Her white hair thickly curls around her head, and her eyes hide behind large framed glasses as she stares off into space, caught up in memories. For a moment, she isn’t in her room at La Villa, rather, lost somewhere in North Africa, circa 1944 and the Second World War that changed her life.
“If I told my kids some of the stuff, they wouldn’t believe it,” she says.
Doris Phillips is 93, and she not only lived through WWII, she participated in it.
She grew up in Iowa, but after the Women’s Auxiliary Army Corps (WAAC) was created in May 1942, she decided to check it out. Leaving college with a friend from Kansas, the two set out to Omaha where “they talked us into it,” she chuckled.
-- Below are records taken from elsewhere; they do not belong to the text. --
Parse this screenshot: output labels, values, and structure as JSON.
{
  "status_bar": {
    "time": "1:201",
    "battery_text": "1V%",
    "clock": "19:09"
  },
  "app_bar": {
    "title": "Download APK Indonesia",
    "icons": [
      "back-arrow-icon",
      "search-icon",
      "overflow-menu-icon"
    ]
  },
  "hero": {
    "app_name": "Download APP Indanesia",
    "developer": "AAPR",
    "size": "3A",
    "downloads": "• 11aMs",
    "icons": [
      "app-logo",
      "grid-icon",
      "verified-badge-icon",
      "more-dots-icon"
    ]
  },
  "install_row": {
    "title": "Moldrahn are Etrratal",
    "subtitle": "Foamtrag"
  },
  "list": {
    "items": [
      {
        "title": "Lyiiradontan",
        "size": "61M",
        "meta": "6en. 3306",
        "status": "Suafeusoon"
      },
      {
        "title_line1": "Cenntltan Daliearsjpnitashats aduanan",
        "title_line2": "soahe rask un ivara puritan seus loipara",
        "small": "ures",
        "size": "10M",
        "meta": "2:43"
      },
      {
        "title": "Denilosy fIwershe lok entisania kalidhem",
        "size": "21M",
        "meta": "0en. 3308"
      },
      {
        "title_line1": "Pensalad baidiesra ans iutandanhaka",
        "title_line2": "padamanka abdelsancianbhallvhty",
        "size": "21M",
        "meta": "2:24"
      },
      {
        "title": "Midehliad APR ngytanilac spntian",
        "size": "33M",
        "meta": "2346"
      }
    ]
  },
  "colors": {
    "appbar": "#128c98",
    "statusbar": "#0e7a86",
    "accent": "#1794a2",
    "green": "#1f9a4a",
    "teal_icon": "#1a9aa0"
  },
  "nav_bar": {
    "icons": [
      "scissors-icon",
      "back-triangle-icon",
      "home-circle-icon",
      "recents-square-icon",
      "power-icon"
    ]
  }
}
“I started college, and I thought I didn’t want to be tied down.” So she enlisted and was sent to Fort Des Moines.
It was a regular cavalry fort and the barracks had just previously been used as horse stables. Their training was the same as any Army personnel, Phillips says.
“We walked the post at midnight when snow was fanny deep, and I think we were supposed to stoke the fires but I didn’t get in on that because I don’t know a thing about those furnaces. So I let somebody else do those.
“Oh, it was cold as heck.”
They were also trained to shoot and reload 40-06 M4s, guns she says they were barely able to lift.
“So anyway, when we got ready to ship out from Manchester, N.H., they handed us a little knife,” she recalls. “And I thought after, getting out in that ocean with that little knife, what was it going to do? We laughed about that afterward, but we were very serious about taking care of that knife. What good it would do against a bunch of whales and sharks, I don’t know.”
Phillips was eventually a sergeant in the 1250th AAF-BN-NAFD-ATC, or Army Air Forces, Battalion, North African Ferrying Division and Air Traffic Control, which they jokingly called Army of Terrified Civilians. Her occupational specialty was listed as “clerk typist,” but she was actually a medical field technician, spending time at general hospitals in North Africa.
She was in charge of administering shots and keeping track of health records for the 1252nd. And depending on what specific job she was doing, her outfit would change: outside required Army fatigues, and inside was simply regular Army or Air Corps clothes.
“And you didn’t care what size it was. You were just glad to get them. I think I still have a pair of pants that they gave me at Fort Des Moines, and they’re khaki, and they are about that low,” she says, motioning to her knees and laughing. “I don’t know why I kept them. But you never told the clerk (if) that was too big for you. You just accepted them.”
She and the other WAACs, later changed to WAC, removing auxiliary from the name, worked hard and without the furloughs today’s soldiers are offered.
“I mean, you know when you’ve worked a lot of hours and it’s work, it’s not just a job or a duty, it’s work,” she stated simply. “You get a lot of satisfaction out of it, but no pay. I went in for $21.50. That was a monthly bill. But out of that you paid your taxes, your premiums. And I don’t know. It was fun, and yet you think back, and who in the world would ever sign up for a month of only $21 anymore?”
On top of the long weeks of hard work and little pay, the WACs were not accepted at first. From training and then into the field, Phillips faced struggles because of her gender.
“I probably shouldn’t tell you this, but it was a regular Army that was training us, and they didn’t like us,” she admitted. “They called us WAC Asses.” She laughs at this now.
But being a new unit, hardly organized at the time, many men were not used to the idea of women being in the Army.
“We had a couple (men) I tried to avoid,” Phillips explains. “I didn’t like their attitude. They still resented. One (man) was an old homey type of person, and he resented women. So we thought it best not to offer to do anything (for him), but if he asked us to do something then we would.”
Despite the struggles, she had some fun times; some stories of which “I don’t think they’re repeatable,” she chuckled mischievously.
Then, in Casablanca, the Army changed her life further by introducing her to her future husband, Earl Phillips, who was stationed there while serving with the Military Police. They would eventually marry in December of 1947 and go on to have two children. They celebrated nearly 60 years together before Earl’s death in 2008.
“Oh, there were some eye openers for me,” she concludes about her time in the Army. “I hadn’t been out in the world too long … you know, really out in the world. So I had never experienced some of that stuff. Some of it was very eye awakening for sure. It was different, but it was so interesting. You see and do things that you never think about.”